ENTRIES SHOWN
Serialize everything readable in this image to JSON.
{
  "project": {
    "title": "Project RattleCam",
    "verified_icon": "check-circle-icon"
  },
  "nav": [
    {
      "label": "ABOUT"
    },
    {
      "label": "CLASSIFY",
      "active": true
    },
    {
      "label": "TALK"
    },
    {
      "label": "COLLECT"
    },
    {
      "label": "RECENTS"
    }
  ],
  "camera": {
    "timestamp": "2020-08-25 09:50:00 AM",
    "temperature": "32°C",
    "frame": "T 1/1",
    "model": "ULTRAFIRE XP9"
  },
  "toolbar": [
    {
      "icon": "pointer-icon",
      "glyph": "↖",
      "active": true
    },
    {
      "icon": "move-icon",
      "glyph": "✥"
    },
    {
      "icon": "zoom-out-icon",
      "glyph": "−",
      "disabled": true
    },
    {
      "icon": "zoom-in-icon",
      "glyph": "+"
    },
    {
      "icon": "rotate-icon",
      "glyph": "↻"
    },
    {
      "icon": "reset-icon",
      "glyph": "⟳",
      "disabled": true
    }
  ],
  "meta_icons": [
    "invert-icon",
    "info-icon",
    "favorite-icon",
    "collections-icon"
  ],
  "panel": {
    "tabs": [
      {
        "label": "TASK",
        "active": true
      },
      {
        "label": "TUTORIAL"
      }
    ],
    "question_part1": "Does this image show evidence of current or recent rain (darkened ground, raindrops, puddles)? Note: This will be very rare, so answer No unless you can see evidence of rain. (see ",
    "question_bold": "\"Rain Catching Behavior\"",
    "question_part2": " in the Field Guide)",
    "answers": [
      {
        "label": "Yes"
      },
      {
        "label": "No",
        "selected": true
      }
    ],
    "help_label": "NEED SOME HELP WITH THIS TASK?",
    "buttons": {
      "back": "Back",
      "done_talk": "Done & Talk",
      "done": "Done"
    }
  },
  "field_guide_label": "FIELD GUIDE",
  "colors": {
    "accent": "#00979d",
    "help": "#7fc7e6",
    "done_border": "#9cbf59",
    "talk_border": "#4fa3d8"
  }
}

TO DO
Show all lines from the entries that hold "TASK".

REPLY
        "label": "TASK",
    "help_label": "NEED SOME HELP WITH THIS TASK?",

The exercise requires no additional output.